The photo reminds me of a "computer" made from relays at my school in the '70s. I believe it was a binary adder and had been made a decade or so earlier by some enterprising students. It caught fire around '76. Seems like only yesterday :o{ – MikeJ-UK Dec 9 '10 at 11:32
One of the first examples of relay logic was telephones. electromechanical relays replaced the telephone operator and her plug board. – Jim C Dec 9 '10 at 13:44
When I was younger I worked doing security/fire systems and I tore out several old fire alarm panels that were just massive cases with 100+ relays in them hand wired to build all the alarm logic. Pretty crazy what they used to do with a box full of relays and a spool of wire.
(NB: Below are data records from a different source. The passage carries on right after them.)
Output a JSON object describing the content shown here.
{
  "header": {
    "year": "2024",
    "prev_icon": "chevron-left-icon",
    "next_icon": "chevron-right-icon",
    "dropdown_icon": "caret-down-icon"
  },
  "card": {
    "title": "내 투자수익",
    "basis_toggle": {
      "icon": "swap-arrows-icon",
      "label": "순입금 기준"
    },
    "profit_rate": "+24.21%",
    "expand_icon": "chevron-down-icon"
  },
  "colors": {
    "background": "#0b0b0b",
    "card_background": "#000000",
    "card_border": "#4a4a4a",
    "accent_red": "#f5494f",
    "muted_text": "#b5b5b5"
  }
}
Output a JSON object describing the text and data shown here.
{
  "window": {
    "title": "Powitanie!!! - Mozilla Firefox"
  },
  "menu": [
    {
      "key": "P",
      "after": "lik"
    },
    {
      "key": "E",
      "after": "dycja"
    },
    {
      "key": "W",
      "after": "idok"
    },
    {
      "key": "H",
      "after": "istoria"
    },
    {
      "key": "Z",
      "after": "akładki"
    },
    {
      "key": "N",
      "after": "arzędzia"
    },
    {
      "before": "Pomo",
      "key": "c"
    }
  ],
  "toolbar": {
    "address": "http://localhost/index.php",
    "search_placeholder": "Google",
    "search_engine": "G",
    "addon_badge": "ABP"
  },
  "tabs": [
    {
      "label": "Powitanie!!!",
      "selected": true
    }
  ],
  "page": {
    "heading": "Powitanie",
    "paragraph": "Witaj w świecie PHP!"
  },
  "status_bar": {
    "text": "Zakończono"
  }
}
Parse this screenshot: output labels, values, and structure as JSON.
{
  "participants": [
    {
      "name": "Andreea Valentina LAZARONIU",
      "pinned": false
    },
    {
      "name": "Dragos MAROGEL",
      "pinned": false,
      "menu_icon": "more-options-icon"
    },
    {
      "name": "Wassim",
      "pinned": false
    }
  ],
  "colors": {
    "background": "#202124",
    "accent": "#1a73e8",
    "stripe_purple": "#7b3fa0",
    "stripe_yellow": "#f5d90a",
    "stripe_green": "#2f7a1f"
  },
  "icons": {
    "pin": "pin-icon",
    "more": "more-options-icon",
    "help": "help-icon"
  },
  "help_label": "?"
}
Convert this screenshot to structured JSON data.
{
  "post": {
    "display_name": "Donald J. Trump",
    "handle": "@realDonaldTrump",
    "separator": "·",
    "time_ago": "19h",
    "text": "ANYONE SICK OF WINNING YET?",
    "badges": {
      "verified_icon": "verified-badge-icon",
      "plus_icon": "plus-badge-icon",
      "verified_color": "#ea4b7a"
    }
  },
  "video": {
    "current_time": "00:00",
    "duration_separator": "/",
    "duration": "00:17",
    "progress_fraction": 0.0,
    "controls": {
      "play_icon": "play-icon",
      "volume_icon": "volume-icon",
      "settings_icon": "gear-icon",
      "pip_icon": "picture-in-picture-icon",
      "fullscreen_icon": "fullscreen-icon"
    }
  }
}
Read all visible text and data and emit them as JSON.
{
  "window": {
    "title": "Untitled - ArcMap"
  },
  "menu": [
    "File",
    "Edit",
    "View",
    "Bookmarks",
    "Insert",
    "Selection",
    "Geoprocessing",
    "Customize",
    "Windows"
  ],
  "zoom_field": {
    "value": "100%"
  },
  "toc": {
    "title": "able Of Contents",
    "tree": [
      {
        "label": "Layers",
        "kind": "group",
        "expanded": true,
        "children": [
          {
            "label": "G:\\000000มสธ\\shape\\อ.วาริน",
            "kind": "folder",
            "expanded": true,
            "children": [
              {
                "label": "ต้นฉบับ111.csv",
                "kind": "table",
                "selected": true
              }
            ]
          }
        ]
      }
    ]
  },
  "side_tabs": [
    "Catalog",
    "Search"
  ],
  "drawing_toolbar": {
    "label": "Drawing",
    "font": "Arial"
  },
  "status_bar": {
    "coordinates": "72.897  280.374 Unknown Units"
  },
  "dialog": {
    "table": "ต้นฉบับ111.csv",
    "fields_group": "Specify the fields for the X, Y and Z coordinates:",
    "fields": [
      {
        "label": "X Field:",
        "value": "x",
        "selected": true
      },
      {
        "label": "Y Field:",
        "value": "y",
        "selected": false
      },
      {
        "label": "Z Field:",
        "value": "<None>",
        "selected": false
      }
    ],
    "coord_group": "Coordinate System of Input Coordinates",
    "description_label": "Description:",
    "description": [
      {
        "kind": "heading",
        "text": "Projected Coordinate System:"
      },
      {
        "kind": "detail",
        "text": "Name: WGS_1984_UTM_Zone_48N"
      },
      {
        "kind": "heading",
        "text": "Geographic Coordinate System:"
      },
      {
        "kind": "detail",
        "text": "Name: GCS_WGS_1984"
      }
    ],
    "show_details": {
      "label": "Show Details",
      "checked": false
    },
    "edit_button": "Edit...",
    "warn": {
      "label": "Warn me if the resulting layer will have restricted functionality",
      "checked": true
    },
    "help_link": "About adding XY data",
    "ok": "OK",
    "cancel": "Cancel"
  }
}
We'd replace a 6' x 4' x 2' enclosure filled with relays with a 12" x 8" x 3" modern panel, and the only reason new panels that big is for all the screw terminals and wire management. – Mark Feb 13 '11 at 22:05